## WHAT IS REQUIRED
Check each line of the records for "ICMS"; collect those that have it.

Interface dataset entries
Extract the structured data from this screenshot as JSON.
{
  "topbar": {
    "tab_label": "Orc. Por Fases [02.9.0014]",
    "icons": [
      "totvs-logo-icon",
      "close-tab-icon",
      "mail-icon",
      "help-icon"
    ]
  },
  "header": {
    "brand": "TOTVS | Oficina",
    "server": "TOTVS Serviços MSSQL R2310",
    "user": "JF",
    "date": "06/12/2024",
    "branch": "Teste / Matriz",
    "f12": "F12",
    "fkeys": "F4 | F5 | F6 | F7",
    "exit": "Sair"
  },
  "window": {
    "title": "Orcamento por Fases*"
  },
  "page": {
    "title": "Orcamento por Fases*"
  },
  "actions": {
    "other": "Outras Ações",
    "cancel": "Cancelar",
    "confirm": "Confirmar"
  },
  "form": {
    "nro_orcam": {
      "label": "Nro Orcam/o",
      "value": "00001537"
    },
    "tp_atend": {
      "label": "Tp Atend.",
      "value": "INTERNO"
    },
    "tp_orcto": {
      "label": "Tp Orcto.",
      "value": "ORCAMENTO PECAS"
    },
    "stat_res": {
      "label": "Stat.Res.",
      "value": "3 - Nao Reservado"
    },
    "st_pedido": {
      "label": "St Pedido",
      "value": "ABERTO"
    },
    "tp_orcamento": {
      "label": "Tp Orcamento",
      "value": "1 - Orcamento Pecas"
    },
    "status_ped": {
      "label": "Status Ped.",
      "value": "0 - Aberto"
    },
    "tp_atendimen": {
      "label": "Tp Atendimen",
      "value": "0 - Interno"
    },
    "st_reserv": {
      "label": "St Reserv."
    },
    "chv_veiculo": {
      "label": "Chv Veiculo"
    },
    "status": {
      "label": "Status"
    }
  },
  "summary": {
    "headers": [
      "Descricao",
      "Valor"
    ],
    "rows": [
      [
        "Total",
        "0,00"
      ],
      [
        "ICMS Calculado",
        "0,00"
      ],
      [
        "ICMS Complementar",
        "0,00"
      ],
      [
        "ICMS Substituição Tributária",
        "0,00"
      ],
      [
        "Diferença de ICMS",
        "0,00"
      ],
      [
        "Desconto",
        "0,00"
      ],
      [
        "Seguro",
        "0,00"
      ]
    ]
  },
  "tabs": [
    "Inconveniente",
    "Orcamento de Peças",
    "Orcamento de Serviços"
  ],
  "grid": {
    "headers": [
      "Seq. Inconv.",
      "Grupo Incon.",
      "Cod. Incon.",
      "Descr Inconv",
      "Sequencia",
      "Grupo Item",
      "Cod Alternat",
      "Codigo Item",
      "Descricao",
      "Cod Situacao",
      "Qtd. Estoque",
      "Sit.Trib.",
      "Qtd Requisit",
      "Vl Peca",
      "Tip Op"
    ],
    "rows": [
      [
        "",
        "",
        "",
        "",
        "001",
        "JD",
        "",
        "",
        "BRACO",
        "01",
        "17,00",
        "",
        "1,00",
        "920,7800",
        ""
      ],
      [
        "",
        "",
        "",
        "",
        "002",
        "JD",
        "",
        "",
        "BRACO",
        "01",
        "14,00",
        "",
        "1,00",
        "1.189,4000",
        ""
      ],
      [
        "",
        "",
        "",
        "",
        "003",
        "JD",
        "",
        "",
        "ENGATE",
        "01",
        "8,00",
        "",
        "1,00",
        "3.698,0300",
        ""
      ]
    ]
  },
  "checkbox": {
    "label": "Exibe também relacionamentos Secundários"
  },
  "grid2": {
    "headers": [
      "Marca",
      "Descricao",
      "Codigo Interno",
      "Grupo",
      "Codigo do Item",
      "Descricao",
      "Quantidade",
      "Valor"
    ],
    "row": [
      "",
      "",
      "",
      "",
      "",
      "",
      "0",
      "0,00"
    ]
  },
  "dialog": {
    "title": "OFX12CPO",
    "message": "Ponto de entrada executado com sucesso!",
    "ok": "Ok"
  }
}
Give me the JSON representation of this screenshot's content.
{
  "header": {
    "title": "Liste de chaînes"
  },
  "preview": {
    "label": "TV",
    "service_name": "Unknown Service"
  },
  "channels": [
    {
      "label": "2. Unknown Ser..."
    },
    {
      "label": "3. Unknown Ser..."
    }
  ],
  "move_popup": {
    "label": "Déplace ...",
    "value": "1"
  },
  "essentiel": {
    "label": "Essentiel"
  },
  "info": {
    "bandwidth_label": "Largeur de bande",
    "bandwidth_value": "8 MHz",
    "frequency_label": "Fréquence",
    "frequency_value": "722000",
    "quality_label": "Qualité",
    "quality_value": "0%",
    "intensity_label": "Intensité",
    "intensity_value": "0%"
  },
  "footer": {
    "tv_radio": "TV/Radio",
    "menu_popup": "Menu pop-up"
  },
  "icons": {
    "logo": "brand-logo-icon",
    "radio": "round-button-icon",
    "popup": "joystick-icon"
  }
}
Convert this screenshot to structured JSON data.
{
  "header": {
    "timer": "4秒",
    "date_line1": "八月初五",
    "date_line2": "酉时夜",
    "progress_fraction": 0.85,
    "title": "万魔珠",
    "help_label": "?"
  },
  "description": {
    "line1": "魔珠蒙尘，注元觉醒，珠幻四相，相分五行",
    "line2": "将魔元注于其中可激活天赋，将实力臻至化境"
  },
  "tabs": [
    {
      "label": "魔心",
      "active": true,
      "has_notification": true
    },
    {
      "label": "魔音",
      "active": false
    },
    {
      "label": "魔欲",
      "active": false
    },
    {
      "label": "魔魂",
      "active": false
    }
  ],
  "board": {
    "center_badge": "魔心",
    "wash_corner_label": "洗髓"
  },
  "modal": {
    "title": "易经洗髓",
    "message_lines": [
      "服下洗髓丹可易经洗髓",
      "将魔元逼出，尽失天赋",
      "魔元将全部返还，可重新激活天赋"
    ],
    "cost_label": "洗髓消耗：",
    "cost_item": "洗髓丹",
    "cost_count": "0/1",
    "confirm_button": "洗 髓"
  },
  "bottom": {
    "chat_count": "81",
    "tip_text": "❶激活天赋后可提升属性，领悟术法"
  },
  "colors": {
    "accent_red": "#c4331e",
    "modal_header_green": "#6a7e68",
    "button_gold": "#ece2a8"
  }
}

## WRITTEN RESPONSE
        "ICMS Calculado",
        "ICMS Complementar",
        "ICMS Substituição Tributária",
        "Diferença de ICMS",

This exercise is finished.